Select Performance

Aggregations and Group By

It is common to do GROUP BY queries for analytics purposes. For example, you might select the avg, max, and min of some measurements over a billion records and group them by device ID.

If you’re running this query over a billion records and grouping by device ID, you might have something like this:

cr> SELECT
   device_id,
   max(value),
   avg(value),
   min(value)
FROM
   measures
GROUP BY
   device_id
ORDER BY
   1 DESC;

+-----------+------------+-------------------+------------+
| device_id | max(value) |        avg(value) | min(value) |
+-----------+------------+-------------------+------------+
|         4 |      10000 | 5003.748816285036 |          0 |
|         3 |      10000 | 5005.297395430482 |          0 |
|         2 |      10000 | 5002.940588080021 |          0 |
|         1 |      10000 | 5002.216030711031 |          0 |
+-----------+------------+-------------------+------------+

By default, CrateDB processes all matching records. This may require a lot of processing power, depending on the data set and the size of the CrateDB cluster.

Some databases can limit the amount of records that are processed for GROUP BY operations (also known as down-sampling) to improve performance at the cost of less accurate results.

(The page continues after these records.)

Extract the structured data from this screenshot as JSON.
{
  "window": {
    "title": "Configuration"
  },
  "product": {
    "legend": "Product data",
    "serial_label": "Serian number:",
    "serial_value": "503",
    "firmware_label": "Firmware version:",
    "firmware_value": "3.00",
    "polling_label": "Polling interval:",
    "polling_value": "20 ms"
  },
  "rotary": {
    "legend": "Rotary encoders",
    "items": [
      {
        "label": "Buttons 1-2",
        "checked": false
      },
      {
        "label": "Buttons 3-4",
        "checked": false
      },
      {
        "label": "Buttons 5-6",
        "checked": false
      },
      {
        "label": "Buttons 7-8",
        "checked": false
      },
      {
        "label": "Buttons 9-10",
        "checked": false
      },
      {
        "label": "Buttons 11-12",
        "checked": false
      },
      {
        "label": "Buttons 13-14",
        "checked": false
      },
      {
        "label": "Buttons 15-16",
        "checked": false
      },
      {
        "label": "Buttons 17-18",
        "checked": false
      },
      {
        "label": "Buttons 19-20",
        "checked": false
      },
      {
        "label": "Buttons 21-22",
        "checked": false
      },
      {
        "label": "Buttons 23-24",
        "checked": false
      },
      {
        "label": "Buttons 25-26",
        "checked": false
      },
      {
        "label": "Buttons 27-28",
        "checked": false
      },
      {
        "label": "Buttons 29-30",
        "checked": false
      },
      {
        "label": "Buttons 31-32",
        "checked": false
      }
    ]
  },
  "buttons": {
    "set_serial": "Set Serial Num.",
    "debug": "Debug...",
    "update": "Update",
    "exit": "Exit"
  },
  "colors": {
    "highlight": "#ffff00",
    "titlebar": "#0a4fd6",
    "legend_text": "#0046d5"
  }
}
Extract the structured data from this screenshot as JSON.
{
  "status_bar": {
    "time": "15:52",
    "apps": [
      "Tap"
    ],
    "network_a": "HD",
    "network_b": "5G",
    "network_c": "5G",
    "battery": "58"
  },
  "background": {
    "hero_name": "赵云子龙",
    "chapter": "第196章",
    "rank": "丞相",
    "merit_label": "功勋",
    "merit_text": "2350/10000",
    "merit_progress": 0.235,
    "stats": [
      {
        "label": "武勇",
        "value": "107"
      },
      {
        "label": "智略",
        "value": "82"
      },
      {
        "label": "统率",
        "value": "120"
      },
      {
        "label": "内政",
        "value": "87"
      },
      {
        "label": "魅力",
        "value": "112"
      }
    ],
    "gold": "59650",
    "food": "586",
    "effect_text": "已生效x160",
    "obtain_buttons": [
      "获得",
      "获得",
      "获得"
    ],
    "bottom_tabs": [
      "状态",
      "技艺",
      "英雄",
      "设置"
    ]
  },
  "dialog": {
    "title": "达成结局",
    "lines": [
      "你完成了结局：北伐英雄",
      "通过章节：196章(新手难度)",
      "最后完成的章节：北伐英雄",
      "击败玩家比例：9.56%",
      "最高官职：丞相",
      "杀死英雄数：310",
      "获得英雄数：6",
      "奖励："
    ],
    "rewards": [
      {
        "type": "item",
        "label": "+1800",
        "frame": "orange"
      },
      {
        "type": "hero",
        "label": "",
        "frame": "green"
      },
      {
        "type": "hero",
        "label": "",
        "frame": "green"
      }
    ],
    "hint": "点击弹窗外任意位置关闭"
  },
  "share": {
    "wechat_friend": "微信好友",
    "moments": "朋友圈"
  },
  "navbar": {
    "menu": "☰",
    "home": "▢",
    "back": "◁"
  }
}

This exploits the fact that if your data set has a normal distribution, it is likely that the average over the whole data set is not much different from the average over a subset of the data.

Aggregating 100,000 records instead of 10 or 100 million records can make a huge difference in query response times.

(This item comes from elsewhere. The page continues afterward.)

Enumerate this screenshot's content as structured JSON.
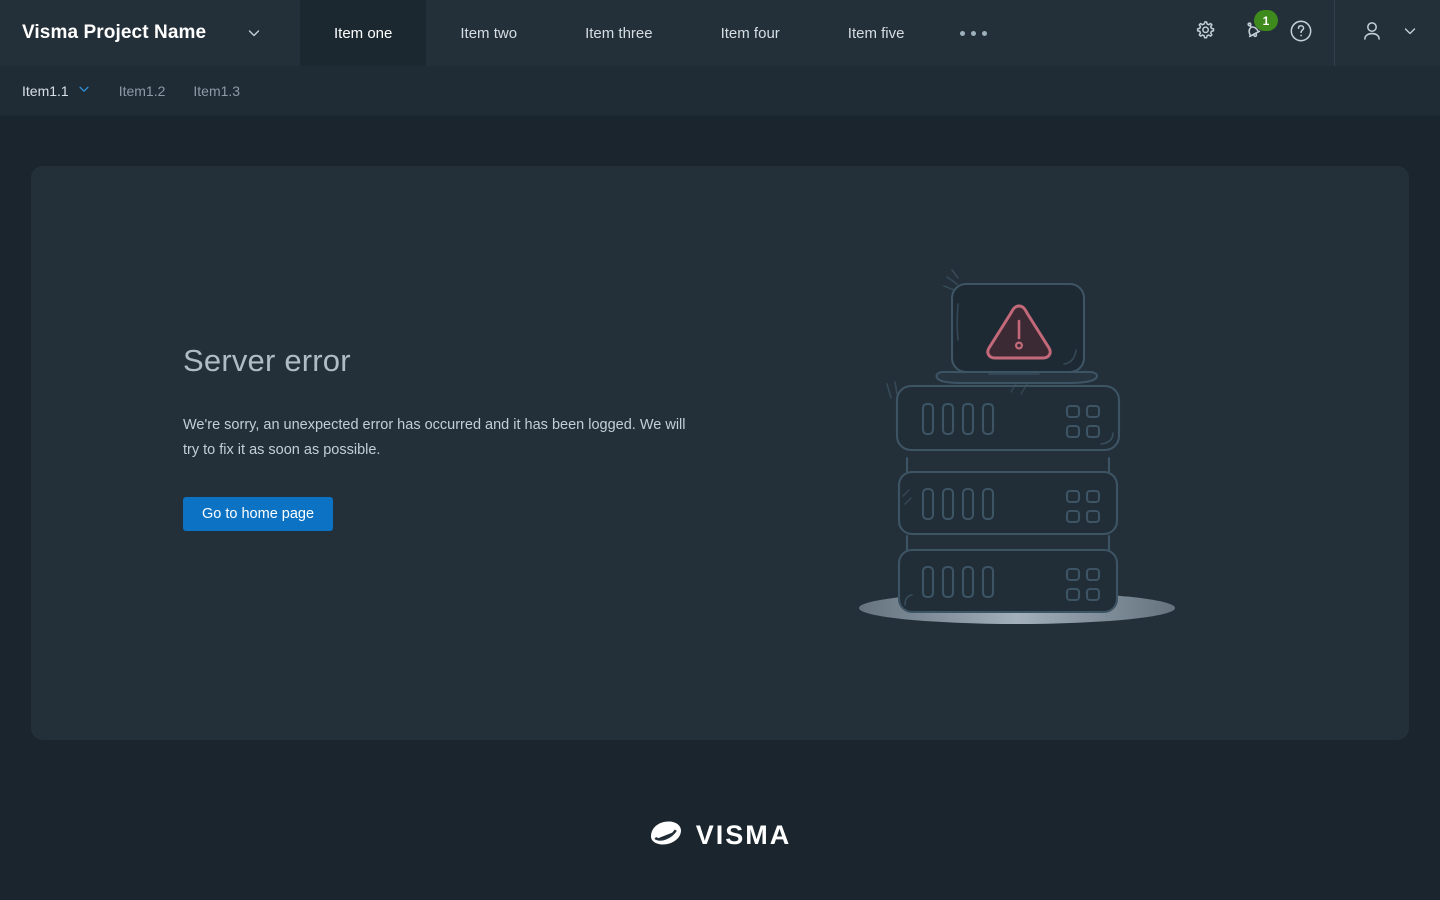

For some analytics use-cases, this is an acceptable trade-off.

CrateDB users can emulate this down-sampling behaviour with a combination of LIMITs and sub-selects. However, doing so involves costly data merges in the query execution plan that reduce the parallelization (and thus performance) of a distributed query.

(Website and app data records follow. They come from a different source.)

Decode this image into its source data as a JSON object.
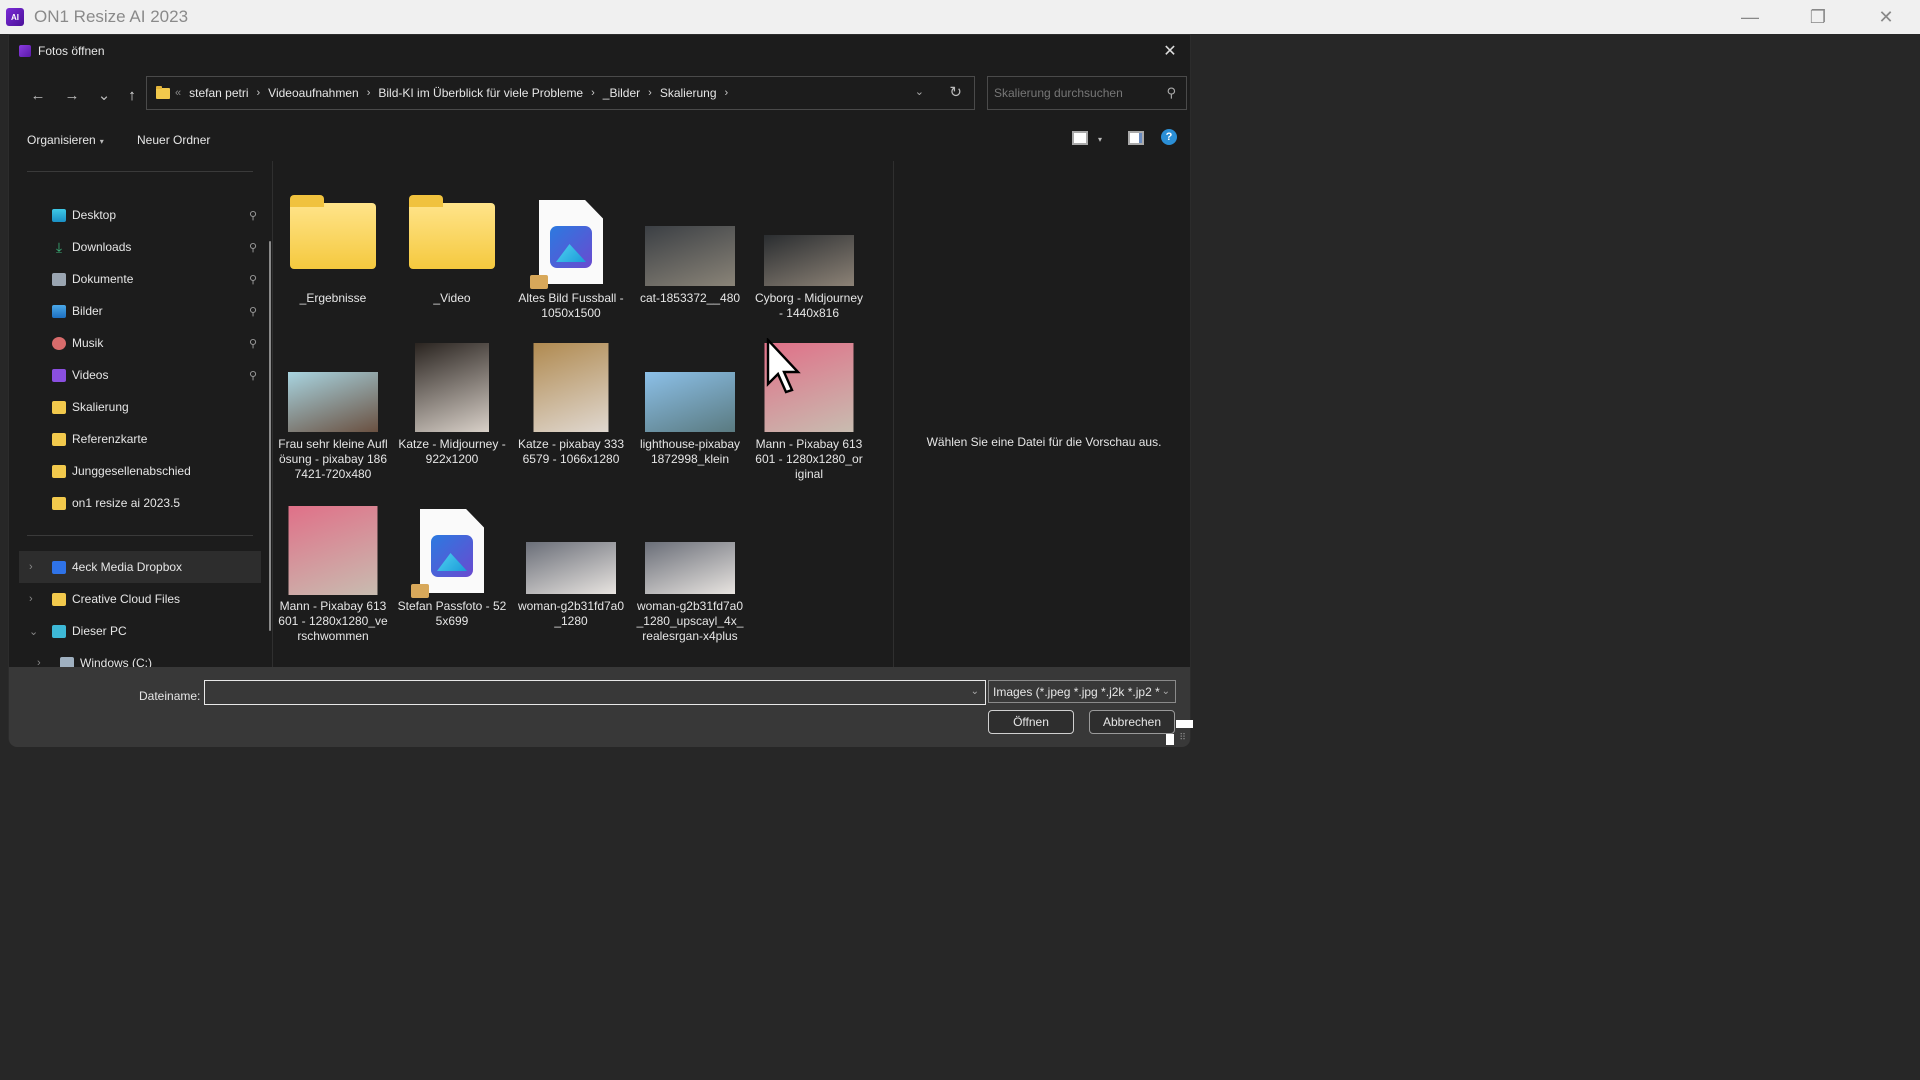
{
  "app": {
    "title": "ON1 Resize AI 2023",
    "logo_text": "AI",
    "window_controls": {
      "minimize": "—",
      "maximize": "❐",
      "close": "✕"
    }
  },
  "dialog": {
    "title": "Fotos öffnen",
    "close_icon": "✕",
    "nav": {
      "back_icon": "←",
      "forward_icon": "→",
      "recent_icon": "⌄",
      "up_icon": "↑"
    },
    "address": {
      "overflow": "«",
      "breadcrumbs": [
        "stefan petri",
        "Videoaufnahmen",
        "Bild-KI im Überblick für viele Probleme",
        "_Bilder",
        "Skalierung"
      ],
      "separator": "›",
      "dropdown_icon": "⌄",
      "refresh_icon": "↻"
    },
    "search": {
      "placeholder": "Skalierung durchsuchen",
      "value": "",
      "icon": "⚲"
    },
    "commands": {
      "organize": "Organisieren",
      "organize_caret": "▾",
      "new_folder": "Neuer Ordner",
      "view_caret": "▾",
      "help": "?"
    },
    "sidebar": {
      "quick_access": [
        {
          "label": "Desktop",
          "icon": "desktop",
          "pinned": true
        },
        {
          "label": "Downloads",
          "icon": "download",
          "pinned": true
        },
        {
          "label": "Dokumente",
          "icon": "documents",
          "pinned": true
        },
        {
          "label": "Bilder",
          "icon": "pictures",
          "pinned": true
        },
        {
          "label": "Musik",
          "icon": "music",
          "pinned": true
        },
        {
          "label": "Videos",
          "icon": "videos",
          "pinned": true
        },
        {
          "label": "Skalierung",
          "icon": "folder",
          "pinned": false
        },
        {
          "label": "Referenzkarte",
          "icon": "folder",
          "pinned": false
        },
        {
          "label": "Junggesellenabschied",
          "icon": "folder",
          "pinned": false
        },
        {
          "label": "on1 resize ai 2023.5",
          "icon": "folder",
          "pinned": false
        }
      ],
      "locations": [
        {
          "label": "4eck Media Dropbox",
          "icon": "dropbox",
          "chevron": "›",
          "selected": true
        },
        {
          "label": "Creative Cloud Files",
          "icon": "creative-cloud",
          "chevron": "›",
          "selected": false
        },
        {
          "label": "Dieser PC",
          "icon": "pc",
          "chevron": "⌄",
          "selected": false
        },
        {
          "label": "Windows (C:)",
          "icon": "drive",
          "chevron": "›",
          "selected": false
        }
      ],
      "pin_icon": "📌"
    },
    "files": [
      {
        "name": "_Ergebnisse",
        "type": "folder"
      },
      {
        "name": "_Video",
        "type": "folder"
      },
      {
        "name": "Altes Bild Fussball - 1050x1500",
        "type": "image-file"
      },
      {
        "name": "cat-1853372__480",
        "type": "photo",
        "thumb_colors": [
          "#3b3f44",
          "#8a8478"
        ]
      },
      {
        "name": "Cyborg - Midjourney - 1440x816",
        "type": "photo",
        "thumb_colors": [
          "#2a2d30",
          "#8c8276"
        ]
      },
      {
        "name": "Frau sehr kleine Auflösung - pixabay 1867421-720x480",
        "type": "photo",
        "thumb_colors": [
          "#a8d4e0",
          "#6a5040"
        ]
      },
      {
        "name": "Katze - Midjourney - 922x1200",
        "type": "photo",
        "thumb_colors": [
          "#2a2420",
          "#d8d0c8"
        ]
      },
      {
        "name": "Katze - pixabay 3336579 - 1066x1280",
        "type": "photo",
        "thumb_colors": [
          "#b08a50",
          "#e0d8d0"
        ]
      },
      {
        "name": "lighthouse-pixabay 1872998_klein",
        "type": "photo",
        "thumb_colors": [
          "#8cc0e8",
          "#5a7a80"
        ]
      },
      {
        "name": "Mann - Pixabay 613601 - 1280x1280_original",
        "type": "photo",
        "thumb_colors": [
          "#e07088",
          "#c8bcb0"
        ]
      },
      {
        "name": "Mann - Pixabay 613601 - 1280x1280_verschwommen",
        "type": "photo",
        "thumb_colors": [
          "#e07088",
          "#c8bcb0"
        ]
      },
      {
        "name": "Stefan Passfoto - 525x699",
        "type": "image-file"
      },
      {
        "name": "woman-g2b31fd7a0_1280",
        "type": "photo",
        "thumb_colors": [
          "#6a6e78",
          "#e8e4e0"
        ]
      },
      {
        "name": "woman-g2b31fd7a0_1280_upscayl_4x_realesrgan-x4plus",
        "type": "photo",
        "thumb_colors": [
          "#6a6e78",
          "#e8e4e0"
        ]
      }
    ],
    "preview": {
      "message": "Wählen Sie eine Datei für die Vorschau aus."
    },
    "footer": {
      "filename_label": "Dateiname:",
      "filename_value": "",
      "filename_caret": "⌄",
      "filter": "Images (*.jpeg *.jpg *.j2k *.jp2 *",
      "filter_caret": "⌄",
      "open_button": "Öffnen",
      "cancel_button": "Abbrechen",
      "resize_grip": "⠿"
    }
  }
}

A better way to emulate down-sampling is to filter on the _docid system column using a modulo (%) operation, like this:

cr> SELECT
   device_id,
   max(value),
   avg(value),
   min(value)
FROM
   measures
WHERE
   _docid % 10 = 0
GROUP BY
   device_id
ORDER BY
   1 DESC;

+-----------+------------+--------------------+------------+
| device_id | max(value) |         avg(value) | min(value) |
+-----------+------------+--------------------+------------+
|         4 |      10000 | 5013.052623224065  |          1 |
|         3 |      10000 | 4999.1253575025175 |          0 |
|         2 |      10000 | 5001.400379047543  |          0 |
|         1 |      10000 | 5035.220951927276  |          0 |
+-----------+------------+--------------------+------------+

You’ll notice that the result has changed slightly, but is still fairly close to the original result.

Tip

The % 10 in this example was arbitrary and roughly translates to: “only consider every 10th row.”

The higher the number, the fewer records will match the query and the less accurate the result will be. Larger numbers trade accuracy for performance.

Note

The _docid system column exposes the internal document ID each document has within a Lucene segment. The IDs are unique within a segment but not across segments or shards. This is good enough for a modulo sampling operation.

Furthermore, the internal ID is basically available for free and doesn’t have to be read from the file system. This makes it an ideal candidate for modulo based sampling.